volatiles escape creating pores on biochar surface. Water can be
absorbed into these pores through capillary action. Hence, the
higher temperature biochar’s inherent affinity towards water
and the lower content of the hydrophobic polypropylene made
the composites with higher amount of biochar more susceptible
to water. Additionally, the increase in the amount of biochar
also increased the proportion of wood in each blend [5,11]. The
prominence of the wood component further made the composite
samples containing higher amounts of biochar more susceptible
to wetting. This is because the wood is naturally hygroscopic due
to formation of hydrogen bonds between wood biopolymers and
the water molecules .
Figure 2 shows the shape of the water droplet, as seen
through the goniometer telescope, on the flat surfaces of each
samples at intervals of 1, 3, 5, 10, 15, and 20min. WPC (control)
was most resistant to water compared to all the composites
containing biochar. Similar to the observation made from
Figure 1a and 1b, the contact angles drastically decreased in the
WPBC samples containing more biochar (WPBC 6, 18, 24, and
30). An exception was WPBC 12, where the amounts of wood,
biochar and polymer were optimal to provide it with maximum
resistance towards water. WPBC 12 and WPC had an almost
similar resistance towards localised water absorption.

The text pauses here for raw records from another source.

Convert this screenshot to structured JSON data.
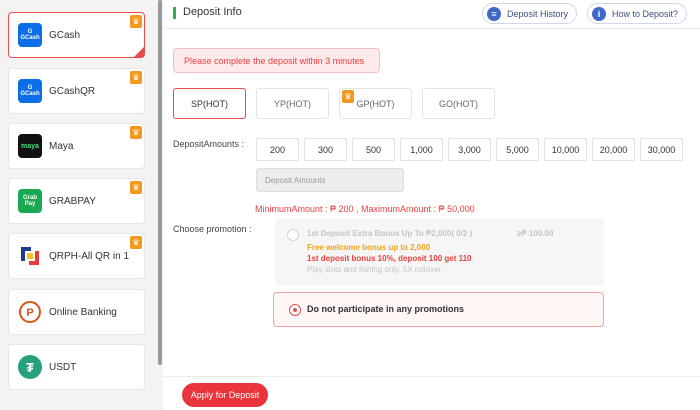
{
  "sidebar": {
    "items": [
      {
        "label": "GCash",
        "logo_text": "G\nGCash",
        "color": "#0a6ee6",
        "hot": true,
        "active": true
      },
      {
        "label": "GCashQR",
        "logo_text": "G\nGCash",
        "color": "#0a6ee6",
        "hot": true,
        "active": false
      },
      {
        "label": "Maya",
        "logo_text": "maya",
        "color": "#111111",
        "hot": true,
        "active": false
      },
      {
        "label": "GRABPAY",
        "logo_text": "Grab\nPay",
        "color": "#1aa953",
        "hot": true,
        "active": false
      },
      {
        "label": "QRPH-All QR in 1",
        "logo_text": "",
        "color": "#ffffff",
        "hot": true,
        "active": false
      },
      {
        "label": "Online Banking",
        "logo_text": "P",
        "color": "#ffffff",
        "hot": false,
        "active": false
      },
      {
        "label": "USDT",
        "logo_text": "₮",
        "color": "#26a17b",
        "hot": false,
        "active": false
      }
    ]
  },
  "header": {
    "title": "Deposit Info",
    "history_label": "Deposit History",
    "howto_label": "How to Deposit?"
  },
  "notice": "Please complete the deposit within 3 minutes",
  "channels": [
    {
      "label": "SP(HOT)",
      "active": true,
      "hot": false
    },
    {
      "label": "YP(HOT)",
      "active": false,
      "hot": false
    },
    {
      "label": "GP(HOT)",
      "active": false,
      "hot": true
    },
    {
      "label": "GO(HOT)",
      "active": false,
      "hot": false
    }
  ],
  "amounts": {
    "label": "DepositAmounts :",
    "options": [
      "200",
      "300",
      "500",
      "1,000",
      "3,000",
      "5,000",
      "10,000",
      "20,000",
      "30,000"
    ],
    "placeholder": "Deposit Amounts",
    "minmax": "MinimumAmount : ₱ 200 , MaximumAmount : ₱ 50,000"
  },
  "promotion": {
    "label": "Choose promotion :",
    "offer_title": "1st Deposit Extra Bonus Up To ₱2,000( 0/2 )",
    "offer_amount": "≥₱ 100.00",
    "offer_line1": "Free welcome bonus up to 2,000",
    "offer_line2": "1st deposit bonus 10%, deposit 100 get 110",
    "offer_line3": "Play slots and fishing only, 5X rollover",
    "none_label": "Do not participate in any promotions"
  },
  "submit_label": "Apply for Deposit"
}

This
observation corroborates the results of Figure 1b.
Figure 3 shows the percentage thickness swell of the
samples after immersion in water for 24h. It can be seen that,

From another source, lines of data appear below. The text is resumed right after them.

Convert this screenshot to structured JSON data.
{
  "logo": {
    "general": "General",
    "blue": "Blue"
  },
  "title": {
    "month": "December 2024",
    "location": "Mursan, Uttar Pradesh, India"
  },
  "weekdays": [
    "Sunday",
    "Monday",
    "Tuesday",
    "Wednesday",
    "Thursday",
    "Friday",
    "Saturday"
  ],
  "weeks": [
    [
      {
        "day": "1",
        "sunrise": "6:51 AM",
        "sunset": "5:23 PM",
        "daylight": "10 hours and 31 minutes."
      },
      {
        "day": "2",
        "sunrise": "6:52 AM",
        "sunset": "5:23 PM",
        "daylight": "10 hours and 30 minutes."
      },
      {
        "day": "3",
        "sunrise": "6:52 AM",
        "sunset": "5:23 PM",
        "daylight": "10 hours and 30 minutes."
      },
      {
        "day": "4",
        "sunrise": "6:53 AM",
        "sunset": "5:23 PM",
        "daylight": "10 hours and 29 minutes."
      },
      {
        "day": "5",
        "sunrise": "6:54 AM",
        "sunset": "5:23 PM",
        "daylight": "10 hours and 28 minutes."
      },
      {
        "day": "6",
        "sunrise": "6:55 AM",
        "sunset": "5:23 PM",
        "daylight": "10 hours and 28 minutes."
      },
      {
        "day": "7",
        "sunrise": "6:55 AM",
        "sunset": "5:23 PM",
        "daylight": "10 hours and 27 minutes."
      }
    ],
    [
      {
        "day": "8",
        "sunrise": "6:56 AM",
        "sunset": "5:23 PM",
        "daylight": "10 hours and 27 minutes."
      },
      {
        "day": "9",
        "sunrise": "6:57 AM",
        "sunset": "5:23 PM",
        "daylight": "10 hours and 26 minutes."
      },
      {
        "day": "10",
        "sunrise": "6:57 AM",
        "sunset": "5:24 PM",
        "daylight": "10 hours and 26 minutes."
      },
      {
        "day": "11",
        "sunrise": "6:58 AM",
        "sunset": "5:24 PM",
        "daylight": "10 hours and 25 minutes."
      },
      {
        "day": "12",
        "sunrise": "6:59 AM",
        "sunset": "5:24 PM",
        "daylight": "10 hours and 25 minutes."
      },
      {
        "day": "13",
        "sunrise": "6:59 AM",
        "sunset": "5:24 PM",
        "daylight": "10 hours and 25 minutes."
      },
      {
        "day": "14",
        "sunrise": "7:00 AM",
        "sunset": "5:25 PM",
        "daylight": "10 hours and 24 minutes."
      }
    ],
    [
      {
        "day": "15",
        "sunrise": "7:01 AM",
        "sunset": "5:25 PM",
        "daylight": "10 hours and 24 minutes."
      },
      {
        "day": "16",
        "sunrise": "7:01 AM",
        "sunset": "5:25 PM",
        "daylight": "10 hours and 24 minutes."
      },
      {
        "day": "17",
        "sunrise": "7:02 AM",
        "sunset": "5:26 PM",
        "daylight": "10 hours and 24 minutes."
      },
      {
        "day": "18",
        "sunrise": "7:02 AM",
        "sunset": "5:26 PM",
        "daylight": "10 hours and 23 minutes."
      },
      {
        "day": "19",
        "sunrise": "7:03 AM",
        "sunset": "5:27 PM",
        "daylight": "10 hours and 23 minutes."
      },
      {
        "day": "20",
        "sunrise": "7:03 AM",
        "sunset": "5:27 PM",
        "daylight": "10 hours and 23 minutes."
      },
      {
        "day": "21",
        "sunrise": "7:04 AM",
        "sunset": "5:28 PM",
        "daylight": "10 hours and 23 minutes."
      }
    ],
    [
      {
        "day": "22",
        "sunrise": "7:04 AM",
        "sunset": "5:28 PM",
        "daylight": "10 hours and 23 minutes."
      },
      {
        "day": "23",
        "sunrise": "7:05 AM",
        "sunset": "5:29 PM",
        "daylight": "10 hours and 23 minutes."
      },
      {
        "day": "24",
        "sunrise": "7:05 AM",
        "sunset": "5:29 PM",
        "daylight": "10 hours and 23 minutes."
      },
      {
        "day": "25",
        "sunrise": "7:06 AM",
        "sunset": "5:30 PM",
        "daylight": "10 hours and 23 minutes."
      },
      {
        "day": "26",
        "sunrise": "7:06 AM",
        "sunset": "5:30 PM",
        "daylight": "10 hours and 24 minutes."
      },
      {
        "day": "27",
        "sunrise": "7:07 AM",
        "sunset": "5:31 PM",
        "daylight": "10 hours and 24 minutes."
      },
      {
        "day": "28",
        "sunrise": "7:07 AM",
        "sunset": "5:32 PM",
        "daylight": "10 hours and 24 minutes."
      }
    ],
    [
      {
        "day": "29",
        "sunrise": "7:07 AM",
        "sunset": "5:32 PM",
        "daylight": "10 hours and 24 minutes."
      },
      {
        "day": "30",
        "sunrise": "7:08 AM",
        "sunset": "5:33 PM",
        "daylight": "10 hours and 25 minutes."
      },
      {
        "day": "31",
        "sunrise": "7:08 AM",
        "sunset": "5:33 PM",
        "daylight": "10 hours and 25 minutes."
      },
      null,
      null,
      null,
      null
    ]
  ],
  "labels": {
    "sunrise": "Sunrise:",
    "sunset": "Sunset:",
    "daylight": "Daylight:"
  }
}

in general, there was a gradual increase in the thickness swell
as the amount of biochar increased in the samples of WPBC (not
considering WPBC 6). This trend is attributed to the increased

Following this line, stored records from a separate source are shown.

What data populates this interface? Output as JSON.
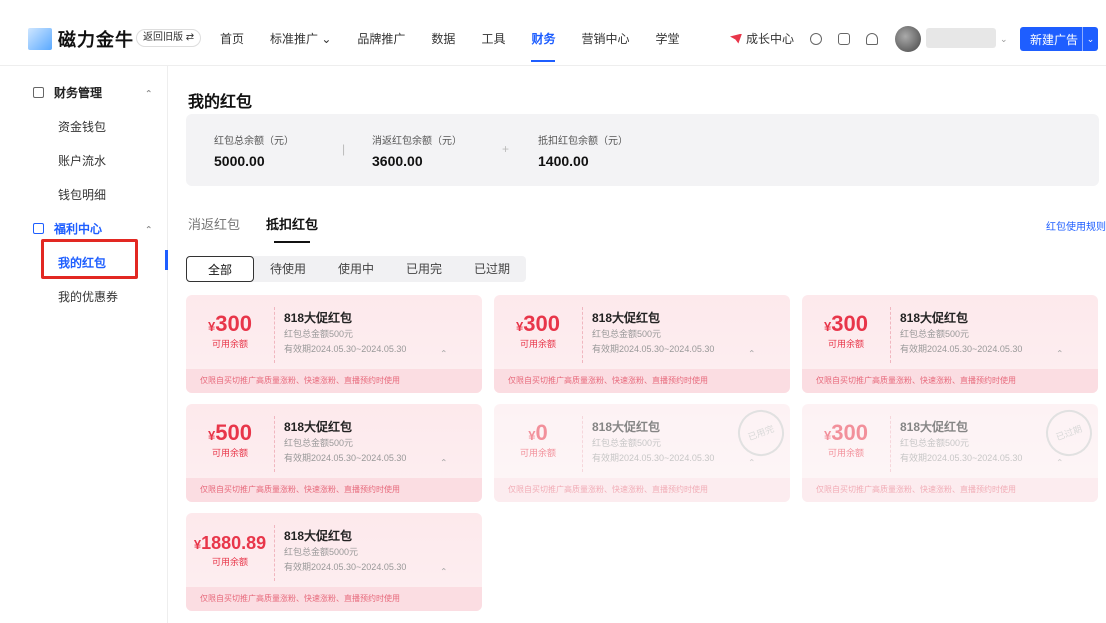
{
  "header": {
    "brand": "磁力金牛",
    "old_version": "返回旧版 ⇄",
    "nav": [
      {
        "label": "首页",
        "active": false
      },
      {
        "label": "标准推广 ⌄",
        "active": false
      },
      {
        "label": "品牌推广",
        "active": false
      },
      {
        "label": "数据",
        "active": false
      },
      {
        "label": "工具",
        "active": false
      },
      {
        "label": "财务",
        "active": true
      },
      {
        "label": "营销中心",
        "active": false
      },
      {
        "label": "学堂",
        "active": false
      }
    ],
    "growth_center": "成长中心",
    "new_ad_button": "新建广告"
  },
  "sidebar": {
    "groups": [
      {
        "label": "财务管理",
        "items": [
          "资金钱包",
          "账户流水",
          "钱包明细"
        ]
      },
      {
        "label": "福利中心",
        "items": [
          "我的红包",
          "我的优惠券"
        ]
      }
    ],
    "active_item": "我的红包"
  },
  "main": {
    "title": "我的红包",
    "summary": [
      {
        "label": "红包总余额（元）",
        "value": "5000.00"
      },
      {
        "label": "消返红包余额（元）",
        "value": "3600.00"
      },
      {
        "label": "抵扣红包余额（元）",
        "value": "1400.00"
      }
    ],
    "summary_sep": [
      "|",
      "+"
    ],
    "tabs": [
      "消返红包",
      "抵扣红包"
    ],
    "active_tab": "抵扣红包",
    "rule_link": "红包使用规则",
    "filters": [
      "全部",
      "待使用",
      "使用中",
      "已用完",
      "已过期"
    ],
    "active_filter": "全部",
    "cards": [
      {
        "yen": "¥",
        "amount": "300",
        "avail": "可用余额",
        "title": "818大促红包",
        "total": "红包总金额500元",
        "valid": "有效期2024.05.30~2024.05.30",
        "note": "仅限自买切推广高质量涨粉、快速涨粉、直播预约时使用",
        "dim": false
      },
      {
        "yen": "¥",
        "amount": "300",
        "avail": "可用余额",
        "title": "818大促红包",
        "total": "红包总金额500元",
        "valid": "有效期2024.05.30~2024.05.30",
        "note": "仅限自买切推广高质量涨粉、快速涨粉、直播预约时使用",
        "dim": false
      },
      {
        "yen": "¥",
        "amount": "300",
        "avail": "可用余额",
        "title": "818大促红包",
        "total": "红包总金额500元",
        "valid": "有效期2024.05.30~2024.05.30",
        "note": "仅限自买切推广高质量涨粉、快速涨粉、直播预约时使用",
        "dim": false
      },
      {
        "yen": "¥",
        "amount": "500",
        "avail": "可用余额",
        "title": "818大促红包",
        "total": "红包总金额500元",
        "valid": "有效期2024.05.30~2024.05.30",
        "note": "仅限自买切推广高质量涨粉、快速涨粉、直播预约时使用",
        "dim": false
      },
      {
        "yen": "¥",
        "amount": "0",
        "avail": "可用余额",
        "title": "818大促红包",
        "total": "红包总金额500元",
        "valid": "有效期2024.05.30~2024.05.30",
        "note": "仅限自买切推广高质量涨粉、快速涨粉、直播预约时使用",
        "dim": true,
        "stamp": "已用完"
      },
      {
        "yen": "¥",
        "amount": "300",
        "avail": "可用余额",
        "title": "818大促红包",
        "total": "红包总金额500元",
        "valid": "有效期2024.05.30~2024.05.30",
        "note": "仅限自买切推广高质量涨粉、快速涨粉、直播预约时使用",
        "dim": true,
        "stamp": "已过期"
      },
      {
        "yen": "¥",
        "amount": "1880.89",
        "avail": "可用余额",
        "title": "818大促红包",
        "total": "红包总金额5000元",
        "valid": "有效期2024.05.30~2024.05.30",
        "note": "仅限自买切推广高质量涨粉、快速涨粉、直播预约时使用",
        "dim": false
      }
    ]
  },
  "colors": {
    "accent": "#1e5eff",
    "red": "#e8364a",
    "card_bg": "#fde9ec",
    "highlight_box": "#e22822"
  },
  "icons": [
    "logo-icon",
    "growth-icon",
    "help-icon",
    "edit-icon",
    "bell-icon",
    "avatar",
    "wallet-icon",
    "gift-icon",
    "chevron-up-icon"
  ]
}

amount of less hydrophobic biochar, decreased amount of
hydrophobic polypropylene and increased contribution of
hydrophilic wood . The thickness swell value for WPBC 6
was the highest among all WPBCs and this was probably due to
the presence of voids formed during its manufacturing . The
voids acted as pockets for the increased collection of water and
consequently increased in size leading to WPBC 6’s overall high
thickness swell. Theoretically, WPBC 30 should have had the
highest swelling value but from Figure 3 it can be observed that
both WPBC 6 and 30 have identical swelling values (13.8 and
13.8%, respectively). Hence, it becomes clear that the presence
voids from manufacturing are detrimental for the wettability
properties of composites having biochar additive. On the other
hand, the composite WPBC 12 had the lowest swelling value
(12.7%) among all WPBCs, which is in agreement with the
observation made in Figure 1 & 2.
The swelling of any WPBCs was higher than the control
(WPC). This is not favourable when application of WPBC in
field conditions is considered. However, to make a composite
resistant to the swelling, it is recommended to use biochars
that are made at lower pyrolysis temperatures (<400 °C).
Biochars made at lower temperatures have pores that are
clogged by the tar, which is unable to escape during pyrolysis.
Due to the presence of tar, these biochars exhibit hydrophobic aliphatic groups on their surface . This clogging
also makes the number of pores and the surface area smaller.
Hence, the collective effect of hydrophobic tar on the surface
and pore clogging lowers the affinity of the biochar towards
water . On the other hand, biochar made at lower pyrolysis
temperatures tend to have a lower content of elemental carbon
and lower hardness [4,15], which consequently reduces the
quality and reinforcement ability of this biochar. In order to make
a high-quality biocomposite, an optimal production temperature
of biochar should be chosen to obtain a hydrophobic biochar
containing a high amount of elemental carbon and having an
From the investigation conducted on the wettability
properties of wood and polypropylene composites having a
biochar additive, the following conclusions can be drawn:
i. The addition of 12wt% of biochar in a wood and
polymer composite bestows it the highest resistance towards
ii. The increase of biochar content in the composite makes
it more susceptible to water
iii. High production temperature of biochar increases its
affinity towards water (absorption through capillary action
of pores); hence such biochar type is not recommended for
reinforcing composites aimed for the robust hydrophobicity.